▶ [WORK TO COMPLETE]: Identify each line in the records below that contains the word "structured", and copy it.

[[ MATERIAL FOR THE TASK, beginning ]]

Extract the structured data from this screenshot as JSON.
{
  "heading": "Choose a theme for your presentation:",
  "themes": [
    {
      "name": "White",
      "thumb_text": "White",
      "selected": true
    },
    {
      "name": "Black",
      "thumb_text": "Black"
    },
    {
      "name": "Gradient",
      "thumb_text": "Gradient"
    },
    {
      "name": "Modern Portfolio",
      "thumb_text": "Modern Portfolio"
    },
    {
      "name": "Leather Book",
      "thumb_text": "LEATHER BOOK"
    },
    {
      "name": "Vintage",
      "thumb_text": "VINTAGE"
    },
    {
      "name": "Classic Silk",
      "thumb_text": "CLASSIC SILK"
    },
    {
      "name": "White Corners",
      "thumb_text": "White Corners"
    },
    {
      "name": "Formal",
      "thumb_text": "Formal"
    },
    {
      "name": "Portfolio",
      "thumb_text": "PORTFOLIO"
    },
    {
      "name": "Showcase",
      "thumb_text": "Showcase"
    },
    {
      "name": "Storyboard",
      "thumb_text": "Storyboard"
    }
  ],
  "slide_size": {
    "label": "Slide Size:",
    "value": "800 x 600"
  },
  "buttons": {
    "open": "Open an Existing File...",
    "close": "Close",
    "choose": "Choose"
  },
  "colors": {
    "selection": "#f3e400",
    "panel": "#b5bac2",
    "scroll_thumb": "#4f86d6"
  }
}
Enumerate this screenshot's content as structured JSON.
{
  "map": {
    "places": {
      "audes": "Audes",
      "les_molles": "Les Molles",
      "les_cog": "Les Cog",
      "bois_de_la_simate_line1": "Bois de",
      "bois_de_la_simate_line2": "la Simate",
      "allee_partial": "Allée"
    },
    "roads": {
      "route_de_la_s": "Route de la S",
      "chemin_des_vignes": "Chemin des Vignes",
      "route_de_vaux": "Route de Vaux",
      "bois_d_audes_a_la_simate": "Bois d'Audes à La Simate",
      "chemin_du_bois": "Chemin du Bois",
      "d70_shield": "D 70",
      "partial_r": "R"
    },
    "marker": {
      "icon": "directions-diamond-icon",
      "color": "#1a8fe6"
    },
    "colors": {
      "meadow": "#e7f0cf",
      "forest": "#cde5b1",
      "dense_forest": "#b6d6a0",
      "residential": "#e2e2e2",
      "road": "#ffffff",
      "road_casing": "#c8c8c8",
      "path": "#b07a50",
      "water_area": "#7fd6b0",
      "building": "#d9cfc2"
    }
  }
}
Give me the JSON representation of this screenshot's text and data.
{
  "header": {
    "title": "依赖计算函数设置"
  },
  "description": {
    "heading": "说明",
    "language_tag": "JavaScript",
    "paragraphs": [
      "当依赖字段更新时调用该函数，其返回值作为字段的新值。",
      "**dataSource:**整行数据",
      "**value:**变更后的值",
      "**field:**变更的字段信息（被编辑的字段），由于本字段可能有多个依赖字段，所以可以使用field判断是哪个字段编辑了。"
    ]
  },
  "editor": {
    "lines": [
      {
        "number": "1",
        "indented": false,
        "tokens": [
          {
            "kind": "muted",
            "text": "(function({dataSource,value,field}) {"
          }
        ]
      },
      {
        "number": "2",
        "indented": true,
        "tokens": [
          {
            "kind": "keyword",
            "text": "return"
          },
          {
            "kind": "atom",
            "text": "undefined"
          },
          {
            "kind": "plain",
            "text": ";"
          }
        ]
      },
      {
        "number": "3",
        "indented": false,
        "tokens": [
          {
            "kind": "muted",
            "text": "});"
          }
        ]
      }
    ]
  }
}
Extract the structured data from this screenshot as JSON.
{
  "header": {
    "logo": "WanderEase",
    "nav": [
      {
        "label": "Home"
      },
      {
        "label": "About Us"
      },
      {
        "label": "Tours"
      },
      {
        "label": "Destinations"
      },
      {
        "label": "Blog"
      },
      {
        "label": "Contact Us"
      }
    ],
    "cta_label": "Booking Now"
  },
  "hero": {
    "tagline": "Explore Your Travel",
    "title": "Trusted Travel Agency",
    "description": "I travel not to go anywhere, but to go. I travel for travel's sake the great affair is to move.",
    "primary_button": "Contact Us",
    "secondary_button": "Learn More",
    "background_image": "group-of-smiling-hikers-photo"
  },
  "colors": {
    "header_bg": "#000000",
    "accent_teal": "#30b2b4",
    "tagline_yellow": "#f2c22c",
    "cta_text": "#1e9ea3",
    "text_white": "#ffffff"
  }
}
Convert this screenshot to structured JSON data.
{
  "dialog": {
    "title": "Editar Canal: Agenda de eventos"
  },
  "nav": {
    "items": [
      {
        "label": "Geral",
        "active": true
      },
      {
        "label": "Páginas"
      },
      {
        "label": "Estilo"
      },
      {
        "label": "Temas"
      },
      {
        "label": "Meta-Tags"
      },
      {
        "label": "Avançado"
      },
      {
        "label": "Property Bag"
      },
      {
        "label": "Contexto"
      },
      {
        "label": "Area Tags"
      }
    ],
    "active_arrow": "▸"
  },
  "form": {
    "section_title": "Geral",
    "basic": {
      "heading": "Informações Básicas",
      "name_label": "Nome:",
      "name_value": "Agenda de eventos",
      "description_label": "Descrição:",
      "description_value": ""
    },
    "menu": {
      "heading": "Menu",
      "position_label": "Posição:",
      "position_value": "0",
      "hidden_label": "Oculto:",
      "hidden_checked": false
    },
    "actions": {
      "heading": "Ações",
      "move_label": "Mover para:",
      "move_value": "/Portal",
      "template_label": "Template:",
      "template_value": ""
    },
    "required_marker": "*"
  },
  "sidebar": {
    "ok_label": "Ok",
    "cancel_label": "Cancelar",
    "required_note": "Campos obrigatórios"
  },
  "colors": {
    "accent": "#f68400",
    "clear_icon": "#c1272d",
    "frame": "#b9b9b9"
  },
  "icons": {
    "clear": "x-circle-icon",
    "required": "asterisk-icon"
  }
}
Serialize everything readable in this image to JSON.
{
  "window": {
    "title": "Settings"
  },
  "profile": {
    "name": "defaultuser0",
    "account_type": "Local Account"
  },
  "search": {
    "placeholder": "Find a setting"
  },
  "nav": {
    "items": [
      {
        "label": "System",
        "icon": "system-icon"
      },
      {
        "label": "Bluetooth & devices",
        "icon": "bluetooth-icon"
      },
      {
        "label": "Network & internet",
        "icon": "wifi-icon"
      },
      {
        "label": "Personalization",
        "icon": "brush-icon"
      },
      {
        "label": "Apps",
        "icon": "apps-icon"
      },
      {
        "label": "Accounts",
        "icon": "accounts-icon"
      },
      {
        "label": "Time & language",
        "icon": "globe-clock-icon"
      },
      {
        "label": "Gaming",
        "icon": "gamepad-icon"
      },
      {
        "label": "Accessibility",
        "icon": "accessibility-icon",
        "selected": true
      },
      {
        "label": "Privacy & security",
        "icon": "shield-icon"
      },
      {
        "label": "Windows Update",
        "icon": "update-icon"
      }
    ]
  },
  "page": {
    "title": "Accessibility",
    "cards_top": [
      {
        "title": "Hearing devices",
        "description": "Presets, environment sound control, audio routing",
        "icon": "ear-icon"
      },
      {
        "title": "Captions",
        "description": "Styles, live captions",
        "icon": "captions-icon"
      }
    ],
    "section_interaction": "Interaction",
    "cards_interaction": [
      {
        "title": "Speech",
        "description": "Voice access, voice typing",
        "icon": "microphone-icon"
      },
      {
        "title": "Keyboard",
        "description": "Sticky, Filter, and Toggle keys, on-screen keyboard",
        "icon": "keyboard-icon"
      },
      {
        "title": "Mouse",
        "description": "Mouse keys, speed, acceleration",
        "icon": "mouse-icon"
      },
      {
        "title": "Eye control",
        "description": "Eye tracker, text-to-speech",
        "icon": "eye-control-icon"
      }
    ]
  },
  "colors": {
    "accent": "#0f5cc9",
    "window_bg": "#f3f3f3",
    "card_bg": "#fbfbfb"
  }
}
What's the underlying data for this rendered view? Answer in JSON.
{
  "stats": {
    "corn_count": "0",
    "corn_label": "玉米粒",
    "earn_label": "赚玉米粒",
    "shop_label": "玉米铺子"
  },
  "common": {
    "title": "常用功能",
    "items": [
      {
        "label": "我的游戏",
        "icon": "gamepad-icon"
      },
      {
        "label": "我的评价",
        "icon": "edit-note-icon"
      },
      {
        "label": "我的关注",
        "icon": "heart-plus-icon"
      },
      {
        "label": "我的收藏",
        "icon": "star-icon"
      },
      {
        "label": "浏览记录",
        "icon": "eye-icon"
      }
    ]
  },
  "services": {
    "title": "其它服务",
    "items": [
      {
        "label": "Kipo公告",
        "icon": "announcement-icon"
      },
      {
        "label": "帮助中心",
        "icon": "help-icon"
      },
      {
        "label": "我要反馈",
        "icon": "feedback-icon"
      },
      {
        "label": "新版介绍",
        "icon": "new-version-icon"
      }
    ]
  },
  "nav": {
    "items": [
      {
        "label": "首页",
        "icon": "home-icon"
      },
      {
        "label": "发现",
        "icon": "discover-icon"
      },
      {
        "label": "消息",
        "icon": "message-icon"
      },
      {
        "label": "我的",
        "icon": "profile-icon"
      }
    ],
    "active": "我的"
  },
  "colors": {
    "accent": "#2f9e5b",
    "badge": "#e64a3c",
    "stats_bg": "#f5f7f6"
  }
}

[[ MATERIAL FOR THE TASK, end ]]

▶ [EXERCISE ANSWER]:
Extract the structured data from this screenshot as JSON.
Enumerate this screenshot's content as structured JSON.
Extract the structured data from this screenshot as JSON.
Convert this screenshot to structured JSON data.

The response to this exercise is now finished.